Tutorials References Exercises Videos Menu
Free Website Get Certified Upgrade

TypeScript Type Aliases and Interfaces


TypeScript allows types to be defined separately from the variables that use them.

Aliases and Interfaces allows types to be easily shared between different variables/objects.


Type Aliases

Type Aliases allow defining types with a custom name (an Alias).

Type Aliases can be used for primitives like string or more complex types such as objects and arrays:

Example

type CarYear = number
type CarType = string
type CarModel = string
type Car = {
  year: CarYear,
  type: CarType,
  model: CarModel
}

const carYear: CarYear = 2001
const carType: CarType = "Toyota"
const carModel: CarModel = "Corolla"
const car: Car = {
  year: carYear,
  type: carType,
  model: carModel
};
Try it Yourself »

Interfaces

Interfaces are similar to type aliases, except they only apply to object types.

Example

interface Rectangle {
  height: number,
  width: number
}

const rectangle: Rectangle = {
  height: 20,
  width: 10
};
Try it Yourself »

w3schools CERTIFIED . 2022

Get Certified!

Complete the TypeScript modules, do the exercises, take the exam and become w3schools certified!!

$95 ENROLL

Extending Interfaces

Interfaces can extend each other's definition.

Extending an interface means you are creating a new interface with the same properties as the original, plus something new.

Example

interface Rectangle {
  height: number,
  width: number
}

interface ColoredRectangle extends Rectangle {
  color: string
}

const coloredRectangle: ColoredRectangle = {
  height: 20,
  width: 10,
  color: "red"
};
Try it Yourself »

TypeScript Exercises
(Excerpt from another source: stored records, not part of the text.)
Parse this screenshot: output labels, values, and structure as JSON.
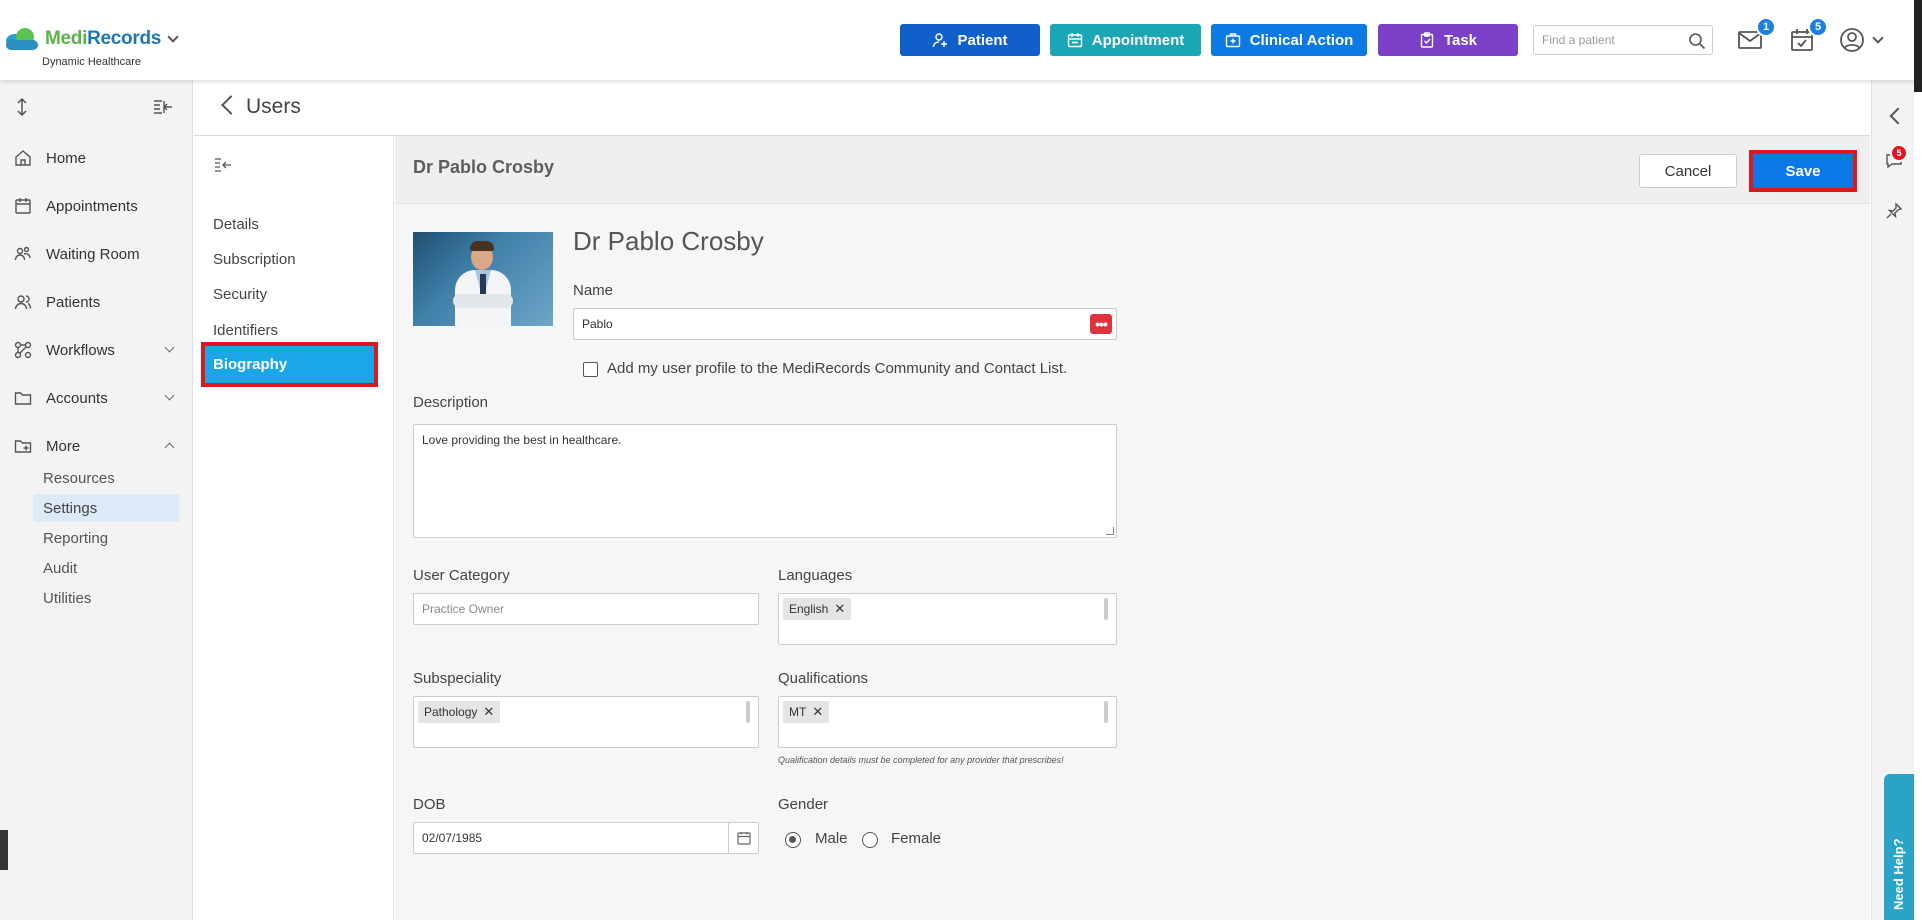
{
  "brand": {
    "name_part1": "Medi",
    "name_part2": "Records",
    "subtitle": "Dynamic Healthcare"
  },
  "header": {
    "buttons": [
      {
        "label": "Patient",
        "icon": "user-plus-icon",
        "color": "#1160c9"
      },
      {
        "label": "Appointment",
        "icon": "calendar-icon",
        "color": "#1ba6b5"
      },
      {
        "label": "Clinical Action",
        "icon": "medical-kit-icon",
        "color": "#0d79e2"
      },
      {
        "label": "Task",
        "icon": "clipboard-icon",
        "color": "#7b3fc8"
      }
    ],
    "search": {
      "placeholder": "Find a patient",
      "value": ""
    },
    "mail_count": "1",
    "tasks_count": "5"
  },
  "sidebar": {
    "items": [
      {
        "label": "Home",
        "icon": "home-icon"
      },
      {
        "label": "Appointments",
        "icon": "calendar-icon"
      },
      {
        "label": "Waiting Room",
        "icon": "people-icon"
      },
      {
        "label": "Patients",
        "icon": "users-icon"
      },
      {
        "label": "Workflows",
        "icon": "workflow-icon"
      },
      {
        "label": "Accounts",
        "icon": "folder-icon"
      },
      {
        "label": "More",
        "icon": "folder-plus-icon"
      }
    ],
    "more_items": [
      {
        "label": "Resources"
      },
      {
        "label": "Settings"
      },
      {
        "label": "Reporting"
      },
      {
        "label": "Audit"
      },
      {
        "label": "Utilities"
      }
    ]
  },
  "page": {
    "title": "Users"
  },
  "subnav": {
    "items": [
      {
        "label": "Details"
      },
      {
        "label": "Subscription"
      },
      {
        "label": "Security"
      },
      {
        "label": "Identifiers"
      },
      {
        "label": "Biography"
      }
    ]
  },
  "main": {
    "header_name": "Dr Pablo Crosby",
    "cancel_label": "Cancel",
    "save_label": "Save",
    "profile_title": "Dr Pablo Crosby",
    "name_label": "Name",
    "name_value": "Pablo",
    "community_checkbox_label": "Add my user profile to the MediRecords Community and Contact List.",
    "description_label": "Description",
    "description_value": "Love providing the best in healthcare.",
    "user_category_label": "User Category",
    "user_category_placeholder": "Practice Owner",
    "languages_label": "Languages",
    "languages": [
      "English"
    ],
    "subspeciality_label": "Subspeciality",
    "subspecialities": [
      "Pathology"
    ],
    "qualifications_label": "Qualifications",
    "qualifications": [
      "MT"
    ],
    "qualifications_note": "Qualification details must be completed for any provider that prescribes!",
    "dob_label": "DOB",
    "dob_value": "02/07/1985",
    "gender_label": "Gender",
    "gender_options": [
      "Male",
      "Female"
    ],
    "gender_selected": "Male"
  },
  "rail": {
    "notification_count": "5",
    "help_label": "Need Help?"
  },
  "colors": {
    "accent": "#0b78e8",
    "highlight_border": "#e0161e",
    "active_subnav": "#1aa7e8"
  }
}
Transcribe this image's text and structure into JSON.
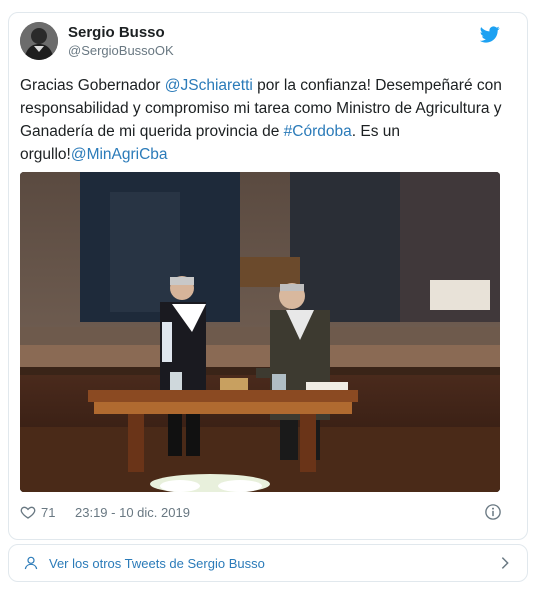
{
  "user": {
    "display_name": "Sergio Busso",
    "handle": "@SergioBussoOK",
    "avatar_icon": "avatar-photo"
  },
  "tweet": {
    "segments": [
      {
        "text": "Gracias Gobernador ",
        "link": false
      },
      {
        "text": "@JSchiaretti",
        "link": true
      },
      {
        "text": " por la confianza! Desempeñaré con responsabilidad y compromiso mi tarea como Ministro de Agricultura y Ganadería de mi querida provincia de ",
        "link": false
      },
      {
        "text": "#Córdoba",
        "link": true
      },
      {
        "text": ". Es un orgullo!",
        "link": false
      },
      {
        "text": "@MinAgriCba",
        "link": true
      }
    ]
  },
  "meta": {
    "likes": "71",
    "timestamp": "23:19 - 10 dic. 2019"
  },
  "footer": {
    "more_tweets_label": "Ver los otros Tweets de Sergio Busso"
  },
  "colors": {
    "link": "#2b7bb9",
    "twitter_blue": "#1da1f2",
    "muted": "#697882",
    "border": "#e1e8ed"
  },
  "icons": [
    "twitter-bird-icon",
    "heart-icon",
    "info-icon",
    "person-icon",
    "chevron-right-icon"
  ]
}
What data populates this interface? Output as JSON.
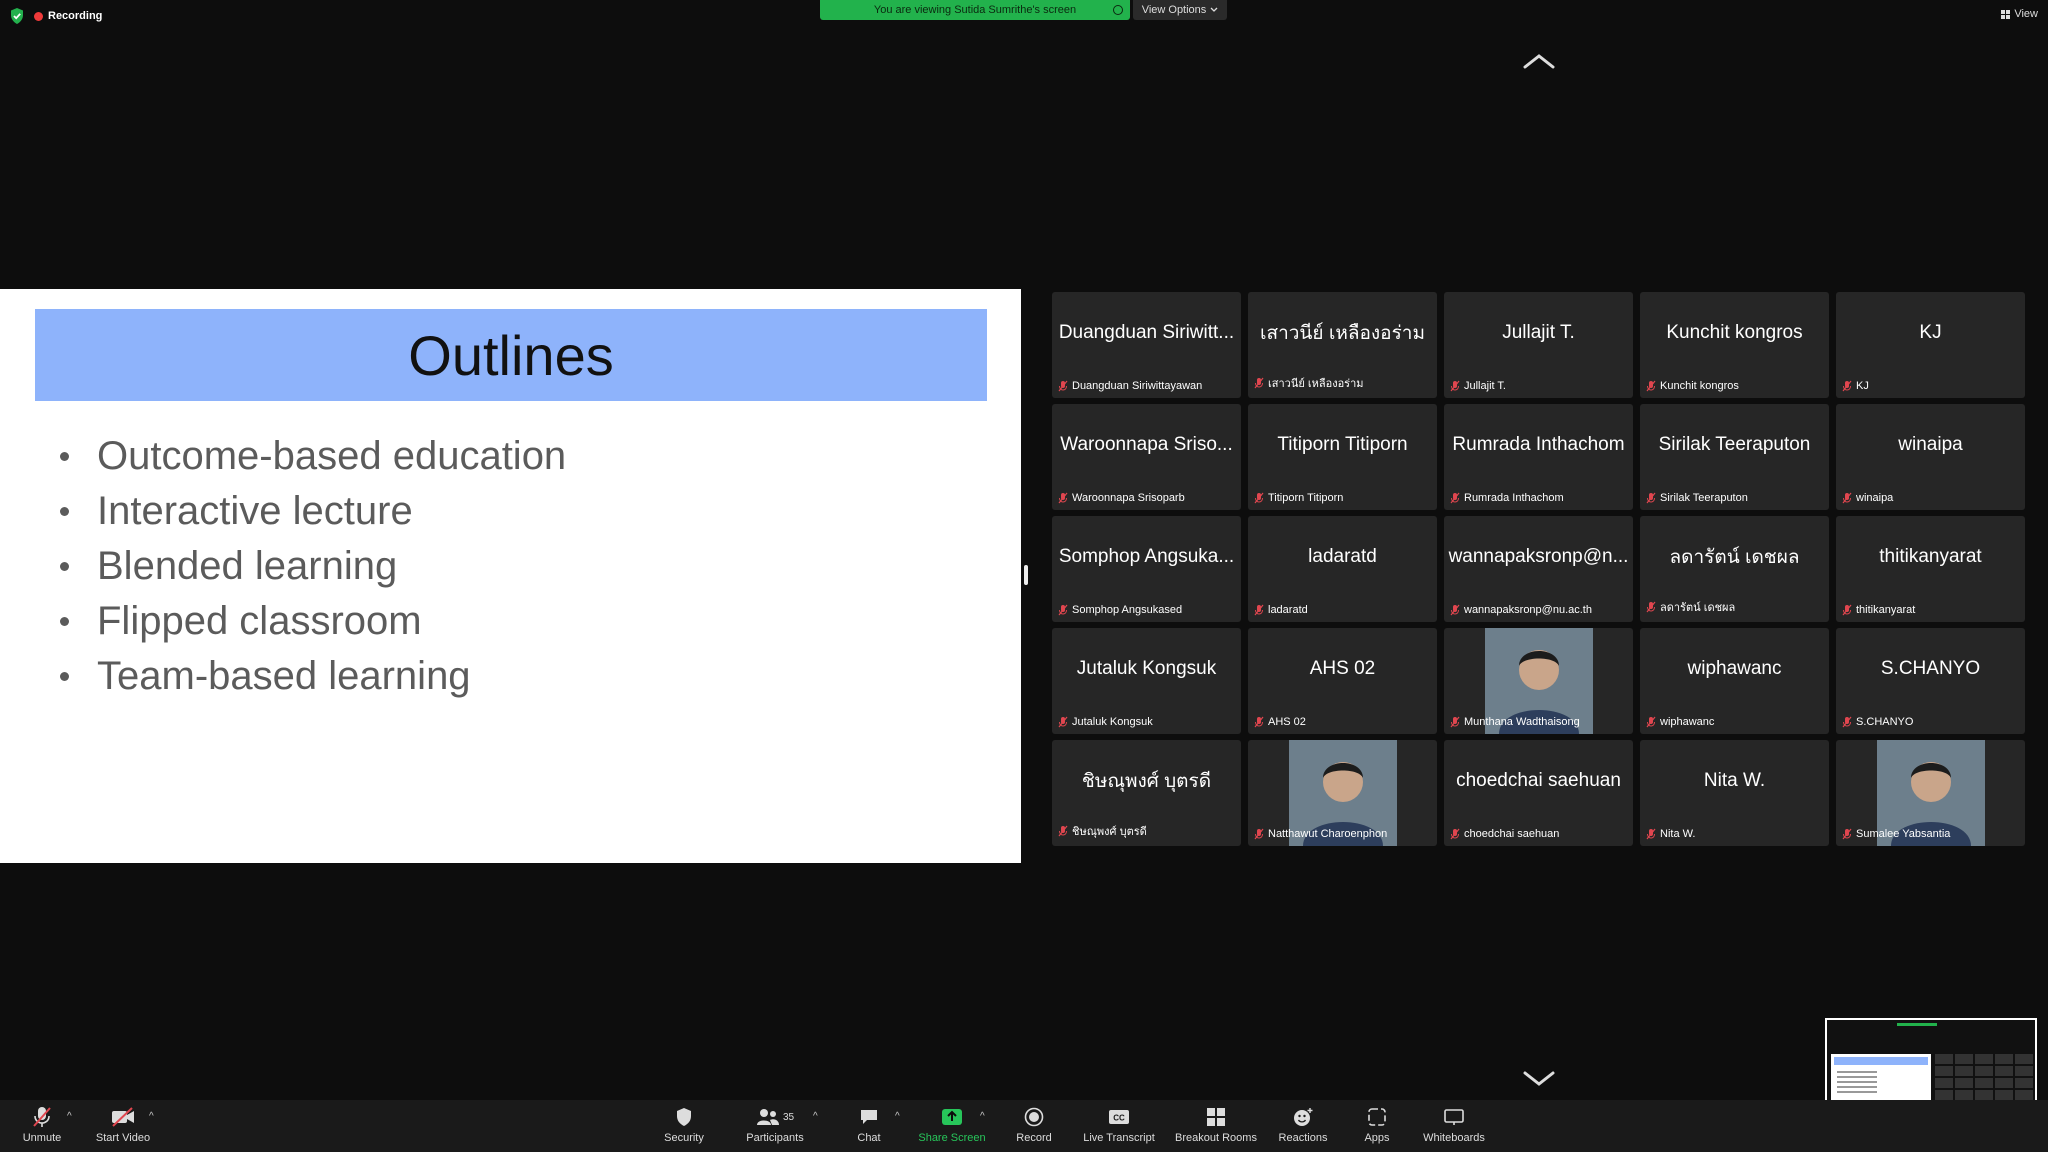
{
  "meeting": {
    "recording_label": "Recording",
    "share_banner": "You are viewing Sutida Sumrithe's screen",
    "view_options": "View Options",
    "view_label": "View"
  },
  "slide": {
    "title": "Outlines",
    "bullets": [
      "Outcome-based education",
      "Interactive lecture",
      "Blended learning",
      "Flipped classroom",
      "Team-based learning"
    ]
  },
  "participants": [
    {
      "display": "Duangduan Siriwitt...",
      "label": "Duangduan Siriwittayawan"
    },
    {
      "display": "เสาวนีย์ เหลืองอร่าม",
      "label": "เสาวนีย์ เหลืองอร่าม"
    },
    {
      "display": "Jullajit T.",
      "label": "Jullajit T."
    },
    {
      "display": "Kunchit kongros",
      "label": "Kunchit kongros"
    },
    {
      "display": "KJ",
      "label": "KJ"
    },
    {
      "display": "Waroonnapa Sriso...",
      "label": "Waroonnapa Srisoparb"
    },
    {
      "display": "Titiporn Titiporn",
      "label": "Titiporn Titiporn"
    },
    {
      "display": "Rumrada Inthachom",
      "label": "Rumrada Inthachom"
    },
    {
      "display": "Sirilak Teeraputon",
      "label": "Sirilak Teeraputon"
    },
    {
      "display": "winaipa",
      "label": "winaipa"
    },
    {
      "display": "Somphop Angsuka...",
      "label": "Somphop Angsukased"
    },
    {
      "display": "ladaratd",
      "label": "ladaratd"
    },
    {
      "display": "wannapaksronp@n...",
      "label": "wannapaksronp@nu.ac.th"
    },
    {
      "display": "ลดารัตน์ เดชผล",
      "label": "ลดารัตน์ เดชผล"
    },
    {
      "display": "thitikanyarat",
      "label": "thitikanyarat"
    },
    {
      "display": "Jutaluk Kongsuk",
      "label": "Jutaluk Kongsuk"
    },
    {
      "display": "AHS 02",
      "label": "AHS 02"
    },
    {
      "display": "",
      "label": "Munthana Wadthaisong",
      "photo": true
    },
    {
      "display": "wiphawanc",
      "label": "wiphawanc"
    },
    {
      "display": "S.CHANYO",
      "label": "S.CHANYO"
    },
    {
      "display": "ชิษณุพงศ์ บุตรดี",
      "label": "ชิษณุพงศ์ บุตรดี"
    },
    {
      "display": "",
      "label": "Natthawut Charoenphon",
      "photo": true
    },
    {
      "display": "choedchai saehuan",
      "label": "choedchai saehuan"
    },
    {
      "display": "Nita W.",
      "label": "Nita W."
    },
    {
      "display": "",
      "label": "Sumalee Yabsantia",
      "photo": true
    }
  ],
  "toolbar": {
    "unmute": "Unmute",
    "start_video": "Start Video",
    "security": "Security",
    "participants": "Participants",
    "participant_count": "35",
    "chat": "Chat",
    "share_screen": "Share Screen",
    "record": "Record",
    "live_transcript": "Live Transcript",
    "breakout_rooms": "Breakout Rooms",
    "reactions": "Reactions",
    "apps": "Apps",
    "whiteboards": "Whiteboards"
  },
  "colors": {
    "share_green": "#22b24c",
    "slide_title_bg": "#8eb3fb",
    "mute_red": "#e0464f",
    "recording_red": "#ef3a3a"
  }
}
Test Yourself With Exercises

Exercise:

Create a Type Alias for a string, called carType:

 carType = 
        

Start the Exercise